    • Add-on and impulse merchandise should be placed above, behind, and near the cash wrap where possible. The cash wrap is the location that offers the most captive audience (a waiting customer) and is the point at which impulse sales are most often made.
    • From a design for Ralph Lauren stores: “Behind the cash wrap counter is the Ralph Lauren logo on an animated light box that dances through the spectrum of colors that are available in the cosmetics line….The experience is focused on the cash wrap. By doing this, the purchase of cosmetics becomes the climatic build of the shopping experience and the woman’s exit from the store becomes a reaffirming act as she takes her place back on street level.”

    The fifth and final installment of our Store Visual Planning series is up next! Stay tuned next month for “Creative Merchandising!”

Store Visual Planning, Part 2

And now we move past the Entrance, or “decompression zone” to the next, and very critical space in your retail environment: The “Strike Zone.” 

What is this Strike Zone?

Once your customer passes through the “decompression zone” they look at the price of the first item, generally to their right, that is easily accessible. This initial item should have a price point that is not overwhelming to your customers, as this area, called the “strike zone,” offers your customer their first impression of your store’s prices.

Extensive video studies by psychologists and professional retail designers has found that in Western cultures, customers usually turn right immediately upon entering a store into the “strike zone” and continue on their journey through your store. Here are the key tips:

  • You should consider placing a compelling display of affordable products (in relation to the price point of your overall merchandise) in the “strike zone.”
  • The strike zone is about 10-20 feet inside your shop, and here is where a customer will often pick up an item, turn it over and look at the price. The strike zone is the best place to put items that are very affordable, and “impulse easy.”
  • Impulse Easy (a LobbyPOP term) refers to those items that can easily be added to a shopper’s list without great thought of the impact on the wallet. The strike zone is often visited twice: Once when heading into the retail environment, and again when heading out.
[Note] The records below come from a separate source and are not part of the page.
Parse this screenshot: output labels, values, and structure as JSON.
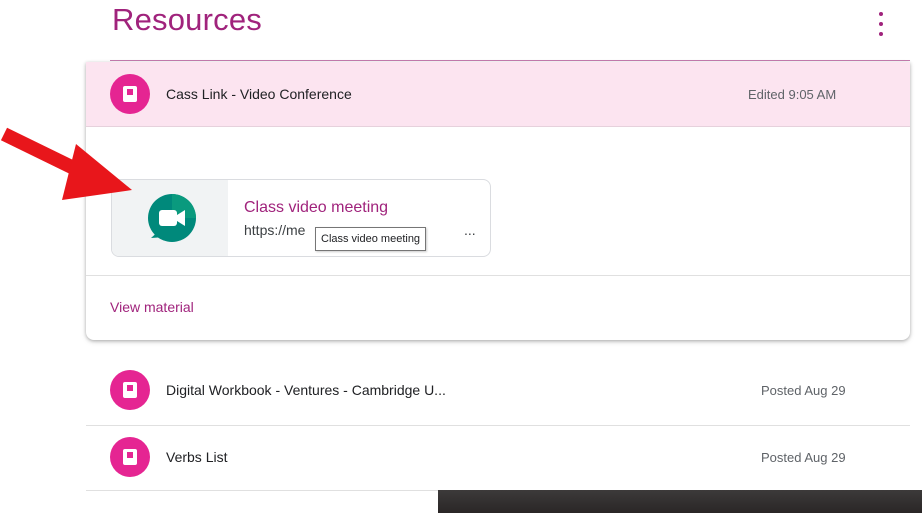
{
  "page": {
    "title": "Resources"
  },
  "expanded_item": {
    "title": "Cass Link - Video Conference",
    "meta": "Edited 9:05 AM",
    "link": {
      "title": "Class video meeting",
      "url": "https://me",
      "url_ellipsis": "..."
    },
    "tooltip": "Class video meeting",
    "view_material": "View material"
  },
  "items": [
    {
      "title": "Digital Workbook - Ventures - Cambridge U...",
      "meta": "Posted Aug 29"
    },
    {
      "title": "Verbs List",
      "meta": "Posted Aug 29"
    }
  ],
  "colors": {
    "accent": "#a0237c",
    "icon_bg": "#e52592",
    "header_bg": "#fce4f0",
    "annotation_arrow": "#e8161b",
    "meet_green": "#00832d"
  },
  "icons": {
    "item_icon": "material-icon",
    "link_thumb": "google-meet-icon",
    "menu": "more-vert-icon"
  }
}
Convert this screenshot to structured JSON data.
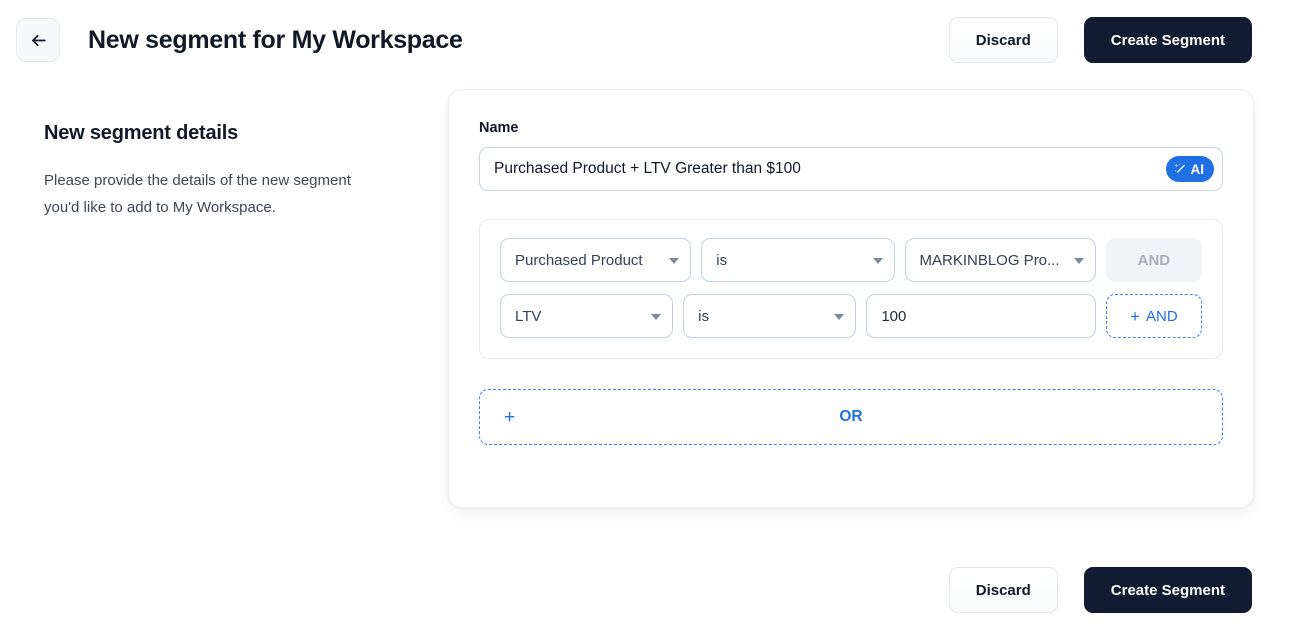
{
  "header": {
    "back_icon": "arrow-left-icon",
    "title": "New segment for My Workspace",
    "discard_label": "Discard",
    "create_label": "Create Segment"
  },
  "left_panel": {
    "title": "New segment details",
    "description": "Please provide the details of the new segment you'd like to add to My Workspace."
  },
  "form": {
    "name_label": "Name",
    "name_value": "Purchased Product + LTV Greater than $100",
    "name_placeholder": "Segment name",
    "ai_badge": {
      "label": "AI",
      "icon": "magic-wand-sparkle-icon",
      "color": "#1f6fe5"
    }
  },
  "filter_group": {
    "rows": [
      {
        "attribute": "Purchased Product",
        "operator": "is",
        "value": "MARKINBLOG Pro...",
        "value_type": "select",
        "connector_label": "AND",
        "connector_state": "disabled"
      },
      {
        "attribute": "LTV",
        "operator": "is",
        "value": "100",
        "value_type": "input",
        "connector_label": "AND",
        "connector_state": "add",
        "connector_plus": "+"
      }
    ]
  },
  "or_button": {
    "plus": "+",
    "label": "OR"
  },
  "footer": {
    "discard_label": "Discard",
    "create_label": "Create Segment"
  },
  "colors": {
    "accent_blue": "#1f6fe5",
    "primary_dark": "#111c33",
    "dashed_blue": "#3b82f6",
    "border_gray": "#c3d0dd"
  }
}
Two great opportunities to add on a goodie to the customer’s list.

We believe everyone should own the knowledge, so stay tuned as we bring you more about store planning to make you an expert. Next up: The Right Wall